TASK BRIEF – Could you please count how many lines in the data below hold the string "true"? Reply with only the number.

Dataset rows for apps and sites:
-.-.-

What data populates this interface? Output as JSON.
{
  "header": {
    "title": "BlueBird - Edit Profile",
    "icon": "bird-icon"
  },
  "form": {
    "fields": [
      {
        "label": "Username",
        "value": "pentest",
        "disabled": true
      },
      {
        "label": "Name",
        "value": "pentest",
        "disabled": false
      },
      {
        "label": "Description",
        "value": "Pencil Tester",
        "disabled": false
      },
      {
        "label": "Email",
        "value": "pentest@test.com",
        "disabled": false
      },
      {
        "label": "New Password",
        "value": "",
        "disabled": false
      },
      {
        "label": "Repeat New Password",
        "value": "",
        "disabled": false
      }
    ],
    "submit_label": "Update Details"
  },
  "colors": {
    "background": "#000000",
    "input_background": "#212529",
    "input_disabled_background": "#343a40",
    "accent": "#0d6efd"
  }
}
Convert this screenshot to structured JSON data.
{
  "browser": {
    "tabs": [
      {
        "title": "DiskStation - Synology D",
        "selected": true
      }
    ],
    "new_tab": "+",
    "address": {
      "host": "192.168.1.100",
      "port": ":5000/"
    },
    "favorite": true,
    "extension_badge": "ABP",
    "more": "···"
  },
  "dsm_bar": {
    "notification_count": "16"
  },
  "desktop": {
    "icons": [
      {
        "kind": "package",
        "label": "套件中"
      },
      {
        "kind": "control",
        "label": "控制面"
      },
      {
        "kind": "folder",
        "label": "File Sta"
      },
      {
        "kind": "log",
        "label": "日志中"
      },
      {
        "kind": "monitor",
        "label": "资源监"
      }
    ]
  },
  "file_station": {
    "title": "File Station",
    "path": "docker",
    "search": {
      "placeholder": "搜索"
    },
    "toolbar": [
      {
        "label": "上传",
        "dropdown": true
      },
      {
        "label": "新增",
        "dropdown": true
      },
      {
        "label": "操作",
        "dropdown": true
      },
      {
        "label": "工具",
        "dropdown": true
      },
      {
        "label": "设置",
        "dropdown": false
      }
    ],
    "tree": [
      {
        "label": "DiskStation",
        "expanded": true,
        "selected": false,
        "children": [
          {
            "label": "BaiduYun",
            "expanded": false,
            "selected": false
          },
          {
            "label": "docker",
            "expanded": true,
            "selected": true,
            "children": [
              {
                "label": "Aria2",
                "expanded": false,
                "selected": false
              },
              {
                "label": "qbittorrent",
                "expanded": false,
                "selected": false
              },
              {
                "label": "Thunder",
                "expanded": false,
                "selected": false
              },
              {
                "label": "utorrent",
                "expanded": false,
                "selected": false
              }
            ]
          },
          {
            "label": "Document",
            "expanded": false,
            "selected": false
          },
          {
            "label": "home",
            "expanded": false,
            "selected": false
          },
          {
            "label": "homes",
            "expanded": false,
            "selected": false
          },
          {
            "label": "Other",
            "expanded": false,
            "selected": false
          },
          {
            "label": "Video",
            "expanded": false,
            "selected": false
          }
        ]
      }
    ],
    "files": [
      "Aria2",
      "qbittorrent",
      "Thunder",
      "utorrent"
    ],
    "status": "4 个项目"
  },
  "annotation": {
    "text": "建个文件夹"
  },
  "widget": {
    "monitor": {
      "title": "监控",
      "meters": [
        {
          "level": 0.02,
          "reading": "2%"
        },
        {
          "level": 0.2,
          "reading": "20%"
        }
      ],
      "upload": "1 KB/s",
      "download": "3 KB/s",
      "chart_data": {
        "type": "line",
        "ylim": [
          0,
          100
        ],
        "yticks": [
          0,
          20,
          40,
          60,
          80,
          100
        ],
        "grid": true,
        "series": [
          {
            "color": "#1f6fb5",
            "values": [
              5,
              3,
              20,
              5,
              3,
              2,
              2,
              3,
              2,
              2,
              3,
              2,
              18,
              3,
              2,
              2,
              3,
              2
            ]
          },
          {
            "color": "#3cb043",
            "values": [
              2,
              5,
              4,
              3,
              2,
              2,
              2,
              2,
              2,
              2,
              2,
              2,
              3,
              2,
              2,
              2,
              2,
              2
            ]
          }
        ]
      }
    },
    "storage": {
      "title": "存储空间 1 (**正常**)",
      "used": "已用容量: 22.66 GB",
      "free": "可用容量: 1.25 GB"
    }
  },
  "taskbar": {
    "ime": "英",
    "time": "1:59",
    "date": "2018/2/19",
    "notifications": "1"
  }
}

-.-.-

OUTPUT – 11